Opportunity to Learn: Much to the dismay of conservatives, liberal Democrats in Congress included reference to “opportunity to learn” standards. Their thinking was that it is unfair to hold children and schools to content or performance standards if the “opportunities” they have in terms of resources, funding, and physical facilities are inadequate.
Thus, it is reasoned, the government should institute “opportunity to learn” standards bringing all people up to an equitable playing field.
Conservatives were able to water down references to the “opportunity to learn” standards to such a degree, however, that they are nearly meaningless. The law allows states to adopt “standards” or “strategies” for providing all students with an opportunity to learn and to include items which are deemed appropriate by the state. Further, implementation of any such standards or strategies is voluntary, and no federal funds were allocated to prod states reluctant to take up the issue of equitable resources.
National Standards: The most important question is not the existence of standards, but the meaningfulness of those standards — an issue that must be resolved in practice. The key question is, who is defining the standards and for what purpose.
Creating standards at a national level holds particular dangers, given the top-down nature of such a process and the disproportionate lobbying power of business interests. While various national curricular associations have a number of helpful and exciting ideas, it is unclear whether developing curricular goals should be closely linked to a process of developing “national standards” — a process having as much to do with political as educational agendas. Further, there must be flexibility in how local districts, parents, and teachers are able to decide how they want to use such curricular goals.
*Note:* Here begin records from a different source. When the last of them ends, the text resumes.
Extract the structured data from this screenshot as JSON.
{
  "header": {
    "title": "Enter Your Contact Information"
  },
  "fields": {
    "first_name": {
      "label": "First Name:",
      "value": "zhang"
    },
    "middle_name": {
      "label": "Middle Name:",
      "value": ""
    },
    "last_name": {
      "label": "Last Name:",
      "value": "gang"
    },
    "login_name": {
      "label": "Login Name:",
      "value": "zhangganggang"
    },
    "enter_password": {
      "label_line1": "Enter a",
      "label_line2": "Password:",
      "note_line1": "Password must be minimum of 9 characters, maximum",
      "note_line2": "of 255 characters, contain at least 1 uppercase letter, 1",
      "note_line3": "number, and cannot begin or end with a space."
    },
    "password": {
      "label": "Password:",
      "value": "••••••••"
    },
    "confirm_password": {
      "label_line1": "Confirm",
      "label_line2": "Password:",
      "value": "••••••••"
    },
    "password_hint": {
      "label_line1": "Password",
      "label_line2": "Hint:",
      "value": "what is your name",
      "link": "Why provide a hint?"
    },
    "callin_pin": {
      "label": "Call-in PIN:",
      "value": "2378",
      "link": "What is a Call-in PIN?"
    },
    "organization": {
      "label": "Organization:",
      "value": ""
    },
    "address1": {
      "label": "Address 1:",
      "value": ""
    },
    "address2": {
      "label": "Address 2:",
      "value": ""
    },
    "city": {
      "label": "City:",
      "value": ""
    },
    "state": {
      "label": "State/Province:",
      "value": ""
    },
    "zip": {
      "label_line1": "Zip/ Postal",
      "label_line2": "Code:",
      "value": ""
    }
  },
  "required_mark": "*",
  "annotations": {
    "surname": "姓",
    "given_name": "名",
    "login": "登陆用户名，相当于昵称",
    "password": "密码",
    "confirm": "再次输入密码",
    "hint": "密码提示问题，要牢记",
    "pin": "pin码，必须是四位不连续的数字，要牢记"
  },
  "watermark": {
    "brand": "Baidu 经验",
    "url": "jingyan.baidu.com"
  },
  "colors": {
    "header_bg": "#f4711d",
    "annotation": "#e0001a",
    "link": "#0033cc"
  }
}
The most developed standards are from the National Council of Teachers of Mathematics (NCTM) and have been viewed positively by many educators. The national math standards, with an emphasis on problem-solving, already are influencing textbook publishers. Given the mediocre quality of math textbooks, this can only be an improvement. On a more dismaying note, standards that were proposed for art were ridiculed for their extreme specificity and unrealistic objectives. Even professional musicians said they would have difficulty attaining some of the goals that were set for high school students: achieving such mastery of music as to perform in “five distinct styles of Western art or popular music and at least three styles not derived from the Western music tradition.”
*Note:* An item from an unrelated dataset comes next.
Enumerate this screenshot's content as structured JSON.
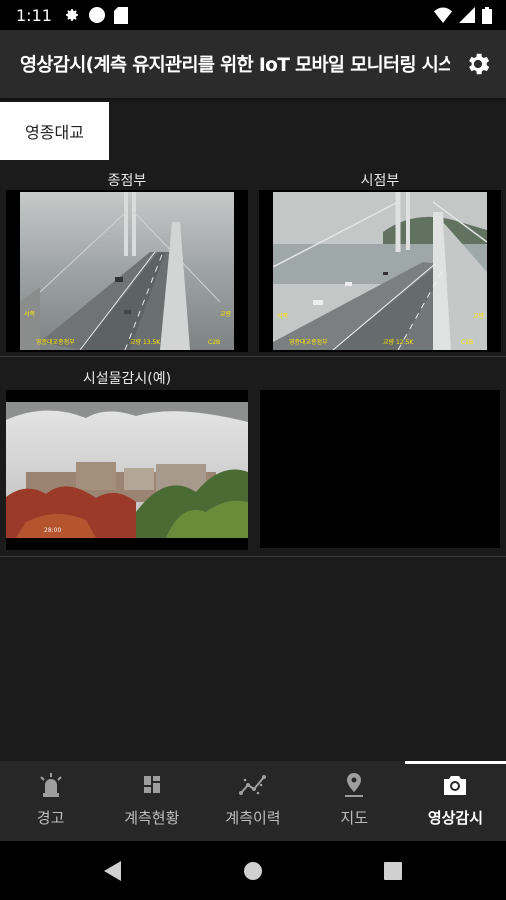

Another key issue is whether the standards will lead to a new battery of assessments which, in turn, could rigidify the curriculum as teachers are forced to “teach to the test” rather than meet their students’ needs. This fear is heightened by the bill’s call for assessments at the 4th, 8th and 12th grade. Although there is increasing emphasis on new forms of “authentic” assessment based on things such as project demonstrations, writing samples, and portfolios, concerns remain.
Linda Darling-Hammond, a Professor of Education at Columbia University in New York City, notes that the fundamental issue is what the assessments will be used for. Will they be yet another gate-keeping mechanism used to sort out low-income and minority students? As she wrote recently in the Harvard Education Review, “Testing students will not provide accountability in education while some students receive only a fraction of the school resources that support the education of their more privileged counterparts. For all students to receive high-quality instruction from highly qualified teachers, financial investments in schooling must be equalized across rich and poor communities.